House Bill 1520

Restore fentanyl distribution penalties

Enhance penalties for fentanyl distribution to reduce the flow of illegal drugs through our state. (Filed in 2023: Did not receive a hearing. In 2024: Did not receive a hearing.)

Sponsor: Rep. Gina Mosbrucker
Status: Ignored by Democrats
Comment on HB 1520
House Bill 2324

Establish a Bureau of Narcotics

Establish a new Bureau of Narcotics to fight sophisticated drug trafficking rings that operate across local government jurisdictional boundaries. (Filed in 2024: Did not receive a hearing.)

House bill 1162

Protect our communities from dangerous drugs

Make it a crime to expose children and vulnerable adults to fentanyl and other controlled substances. (Filed in 2023: Did not receive a hearing. In 2024: Did not receive a hearing.)

Despite the obvious dangers of children being exposed to fentanyl and no measures in place to protect them, the best Democrats could muster was Senate Bill 6109, which instructs courts to give “great weight” to the lethality of synthetic opioids when considering whether a child should be removed from a home. Amendment 1164 eliminated the “great weight” language and instead would have established a rebuttable presumption that removal is necessary to prevent imminent harm when fentanyl is in the home. House Democrats voted it down, 49-46.

Sponsor: Rep. Jenny Graham
Status: Ignored by Democrats
Comment on HB 1162
House bill 1373

Close encampments

Require local governments to close encampments near critical areas like schools and provide funding for clean-up and additional homelessness services.

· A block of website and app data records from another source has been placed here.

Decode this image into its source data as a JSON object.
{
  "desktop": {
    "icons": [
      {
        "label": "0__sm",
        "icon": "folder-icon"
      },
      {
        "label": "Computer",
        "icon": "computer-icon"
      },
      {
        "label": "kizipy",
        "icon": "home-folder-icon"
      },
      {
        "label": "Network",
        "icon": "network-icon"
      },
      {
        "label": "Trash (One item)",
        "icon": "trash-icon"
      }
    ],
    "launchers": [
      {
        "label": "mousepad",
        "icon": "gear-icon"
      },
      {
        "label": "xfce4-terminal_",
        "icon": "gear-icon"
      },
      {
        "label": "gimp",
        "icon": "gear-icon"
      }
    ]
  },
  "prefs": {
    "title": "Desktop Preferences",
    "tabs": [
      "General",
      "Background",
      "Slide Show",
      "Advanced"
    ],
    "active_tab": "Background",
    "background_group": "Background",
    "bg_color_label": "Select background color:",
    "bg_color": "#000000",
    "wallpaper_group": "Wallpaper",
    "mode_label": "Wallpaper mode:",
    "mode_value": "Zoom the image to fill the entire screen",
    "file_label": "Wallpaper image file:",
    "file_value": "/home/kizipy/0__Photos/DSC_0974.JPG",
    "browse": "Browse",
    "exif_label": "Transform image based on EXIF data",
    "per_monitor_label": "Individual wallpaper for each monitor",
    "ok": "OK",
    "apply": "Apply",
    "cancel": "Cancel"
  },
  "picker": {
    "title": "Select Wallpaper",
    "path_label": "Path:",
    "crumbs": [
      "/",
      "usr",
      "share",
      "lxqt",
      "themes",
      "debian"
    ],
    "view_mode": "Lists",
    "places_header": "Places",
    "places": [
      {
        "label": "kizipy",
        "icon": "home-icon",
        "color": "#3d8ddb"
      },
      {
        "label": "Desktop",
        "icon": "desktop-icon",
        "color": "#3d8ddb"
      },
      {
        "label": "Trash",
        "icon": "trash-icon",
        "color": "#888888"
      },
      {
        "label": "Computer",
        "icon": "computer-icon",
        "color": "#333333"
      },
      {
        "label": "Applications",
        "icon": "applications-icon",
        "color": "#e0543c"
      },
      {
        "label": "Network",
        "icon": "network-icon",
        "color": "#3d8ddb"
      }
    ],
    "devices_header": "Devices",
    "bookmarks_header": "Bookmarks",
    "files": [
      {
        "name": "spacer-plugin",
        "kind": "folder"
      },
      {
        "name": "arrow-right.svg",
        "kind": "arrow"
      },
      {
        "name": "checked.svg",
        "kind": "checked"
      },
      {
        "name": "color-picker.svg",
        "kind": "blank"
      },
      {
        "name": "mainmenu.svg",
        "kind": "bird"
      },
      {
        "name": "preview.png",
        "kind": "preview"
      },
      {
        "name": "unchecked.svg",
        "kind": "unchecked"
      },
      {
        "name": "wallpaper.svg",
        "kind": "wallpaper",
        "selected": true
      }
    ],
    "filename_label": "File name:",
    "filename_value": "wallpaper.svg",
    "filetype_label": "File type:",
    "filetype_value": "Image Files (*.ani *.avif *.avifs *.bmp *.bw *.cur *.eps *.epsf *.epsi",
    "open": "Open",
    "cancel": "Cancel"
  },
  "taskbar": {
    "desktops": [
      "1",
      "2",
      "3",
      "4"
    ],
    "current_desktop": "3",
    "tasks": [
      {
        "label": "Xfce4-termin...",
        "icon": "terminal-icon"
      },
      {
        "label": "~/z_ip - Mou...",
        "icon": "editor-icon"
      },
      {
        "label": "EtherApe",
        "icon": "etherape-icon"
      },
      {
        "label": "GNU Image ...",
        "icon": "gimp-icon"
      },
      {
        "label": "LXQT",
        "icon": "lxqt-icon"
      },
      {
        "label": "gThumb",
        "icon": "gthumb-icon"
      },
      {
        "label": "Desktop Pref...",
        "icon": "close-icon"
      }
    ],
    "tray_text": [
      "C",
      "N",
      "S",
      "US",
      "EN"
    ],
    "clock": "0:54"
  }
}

House bill 1456

Prevent retail theft

Modify the definition of theft so that security officers can actually stop shoplifters when they conceal merchandise rather than only when they leave the store.

Additional amendments and motions offered by House Republicans

The Democrats’ operating budget made almost no new investments in public safety and encampment response. House Republican Amendment 1104 to Senate Bill 5950 would have provided $150 million per year in grants to local law enforcement and $320 million to clean up encampments.  It also included $28 million in grants to transit agencies to enforce and prevent drug use in transit facilities, and to decontaminate transit facilities from methamphetamines and fentanyl. House Democrats voted it down, 53-42.